--- SUPPLIED MATERIAL ---
Segment Open

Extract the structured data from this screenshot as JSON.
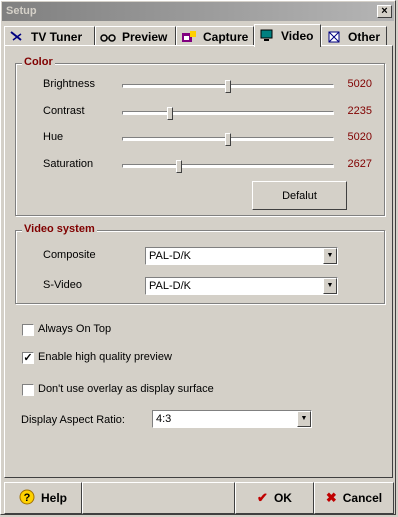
{
  "window": {
    "title": "Setup",
    "close_label": "×"
  },
  "tabs": [
    {
      "label": "TV Tuner",
      "icon": "tv-tuner-icon"
    },
    {
      "label": "Preview",
      "icon": "glasses-icon"
    },
    {
      "label": "Capture",
      "icon": "capture-icon"
    },
    {
      "label": "Video",
      "icon": "monitor-icon",
      "active": true
    },
    {
      "label": "Other",
      "icon": "other-icon"
    }
  ],
  "color": {
    "title": "Color",
    "sliders": [
      {
        "label": "Brightness",
        "value": "5020",
        "level": 0.5
      },
      {
        "label": "Contrast",
        "value": "2235",
        "level": 0.22
      },
      {
        "label": "Hue",
        "value": "5020",
        "level": 0.5
      },
      {
        "label": "Saturation",
        "value": "2627",
        "level": 0.26
      }
    ],
    "default_button": "Defalut"
  },
  "video_system": {
    "title": "Video system",
    "composite_label": "Composite",
    "composite_value": "PAL-D/K",
    "svideo_label": "S-Video",
    "svideo_value": "PAL-D/K"
  },
  "options": [
    {
      "label": "Always On Top",
      "checked": false
    },
    {
      "label": "Enable high quality preview",
      "checked": true
    },
    {
      "label": "Don't use overlay as display surface",
      "checked": false
    }
  ],
  "aspect": {
    "label": "Display Aspect Ratio:",
    "value": "4:3"
  },
  "bottom": {
    "help": "Help",
    "ok": "OK",
    "cancel": "Cancel"
  },
  "colors": {
    "group_title": "#800000",
    "value_text": "#800000",
    "ok_icon": "#c00000",
    "cancel_icon": "#c00000"
  }
}
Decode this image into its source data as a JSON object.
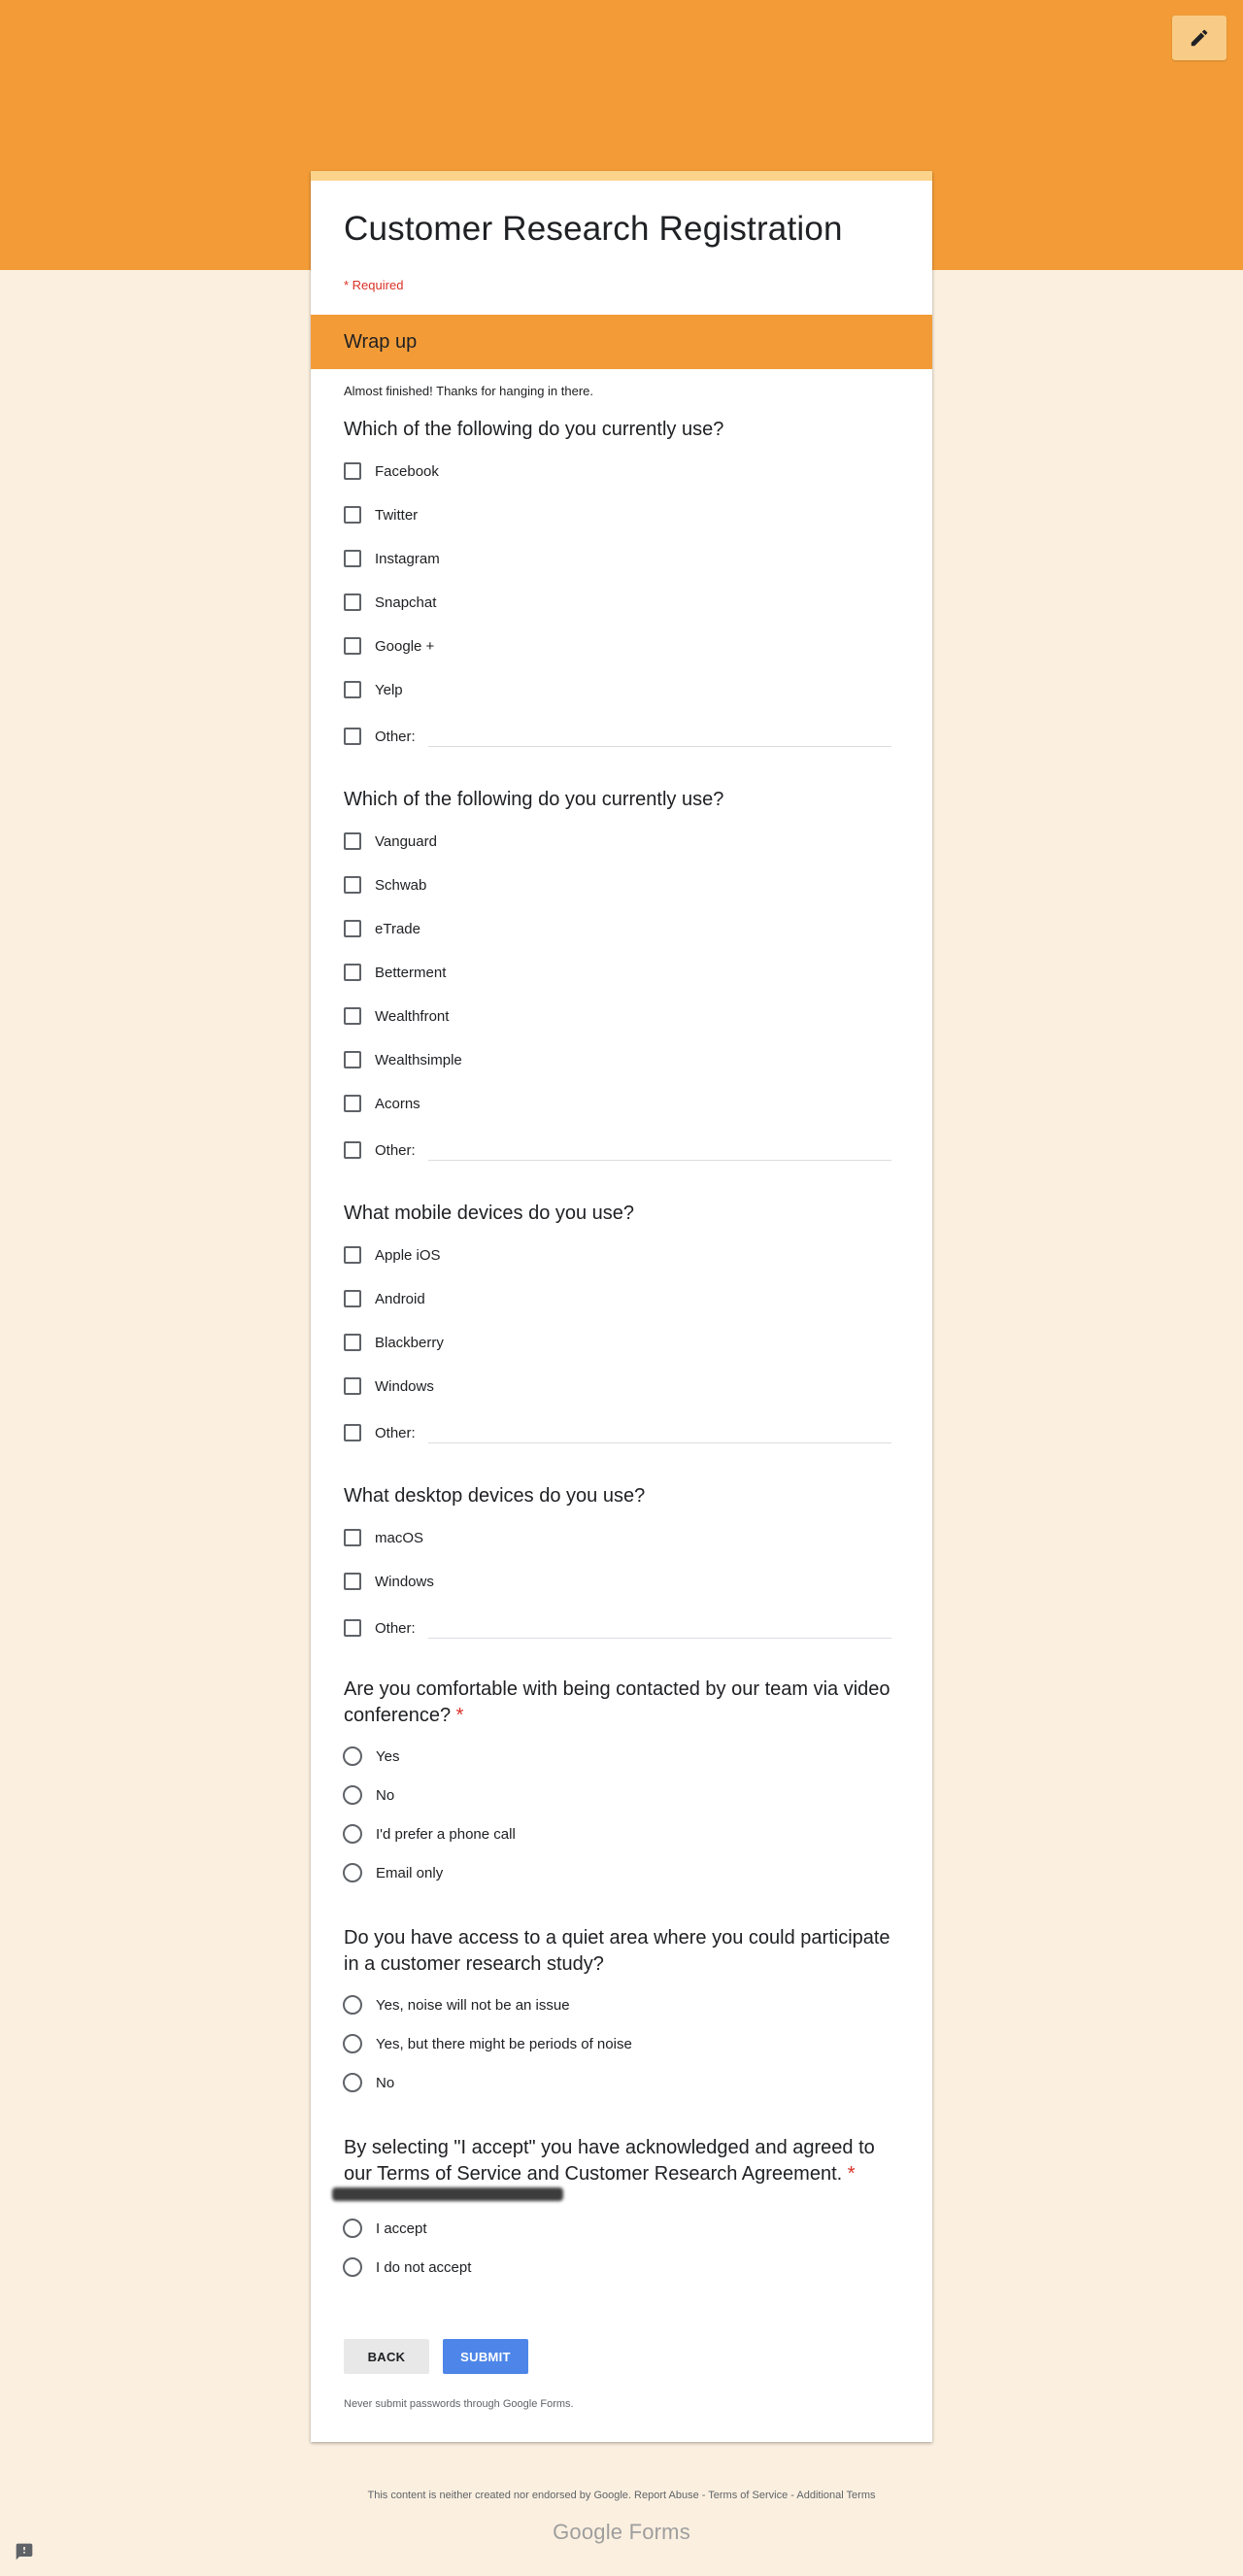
{
  "header": {
    "edit_icon": "pencil-icon",
    "colors": {
      "banner": "#f39c37",
      "background": "#fbf0e0",
      "accent_light": "#fbd38a"
    }
  },
  "form": {
    "title": "Customer Research Registration",
    "required_note": "* Required",
    "section_title": "Wrap up",
    "section_description": "Almost finished! Thanks for hanging in there."
  },
  "questions": {
    "social": {
      "title": "Which of the following do you currently use?",
      "options": [
        "Facebook",
        "Twitter",
        "Instagram",
        "Snapchat",
        "Google +",
        "Yelp"
      ],
      "other_label": "Other:"
    },
    "finance": {
      "title": "Which of the following do you currently use?",
      "options": [
        "Vanguard",
        "Schwab",
        "eTrade",
        "Betterment",
        "Wealthfront",
        "Wealthsimple",
        "Acorns"
      ],
      "other_label": "Other:"
    },
    "mobile": {
      "title": "What mobile devices do you use?",
      "options": [
        "Apple iOS",
        "Android",
        "Blackberry",
        "Windows"
      ],
      "other_label": "Other:"
    },
    "desktop": {
      "title": "What desktop devices do you use?",
      "options": [
        "macOS",
        "Windows"
      ],
      "other_label": "Other:"
    },
    "video": {
      "title_line1": "Are you comfortable with being contacted by our team via video",
      "title_line2": "conference?",
      "required_mark": "*",
      "options": [
        "Yes",
        "No",
        "I'd prefer a phone call",
        "Email only"
      ]
    },
    "quiet": {
      "title_line1": "Do you have access to a quiet area where you could participate",
      "title_line2": "in a customer research study?",
      "options": [
        "Yes, noise will not be an issue",
        "Yes, but there might be periods of noise",
        "No"
      ]
    },
    "terms": {
      "title_line1": "By selecting \"I accept\" you have acknowledged and agreed to",
      "title_line2": "our Terms of Service and Customer Research Agreement.",
      "required_mark": "*",
      "options": [
        "I accept",
        "I do not accept"
      ]
    }
  },
  "actions": {
    "back_label": "BACK",
    "submit_label": "SUBMIT",
    "password_note": "Never submit passwords through Google Forms."
  },
  "footer": {
    "disclaimer": "This content is neither created nor endorsed by Google.",
    "report_abuse": "Report Abuse",
    "terms": "Terms of Service",
    "additional_terms": "Additional Terms",
    "separator": " - ",
    "logo_google": "Google",
    "logo_forms": "Forms",
    "feedback_icon": "feedback-icon"
  }
}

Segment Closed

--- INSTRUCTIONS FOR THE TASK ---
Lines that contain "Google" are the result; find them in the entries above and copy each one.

--- TASK RESULT ---
        "Google +",
    "password_note": "Never submit passwords through Google Forms."
    "disclaimer": "This content is neither created nor endorsed by Google.",
    "logo_google": "Google",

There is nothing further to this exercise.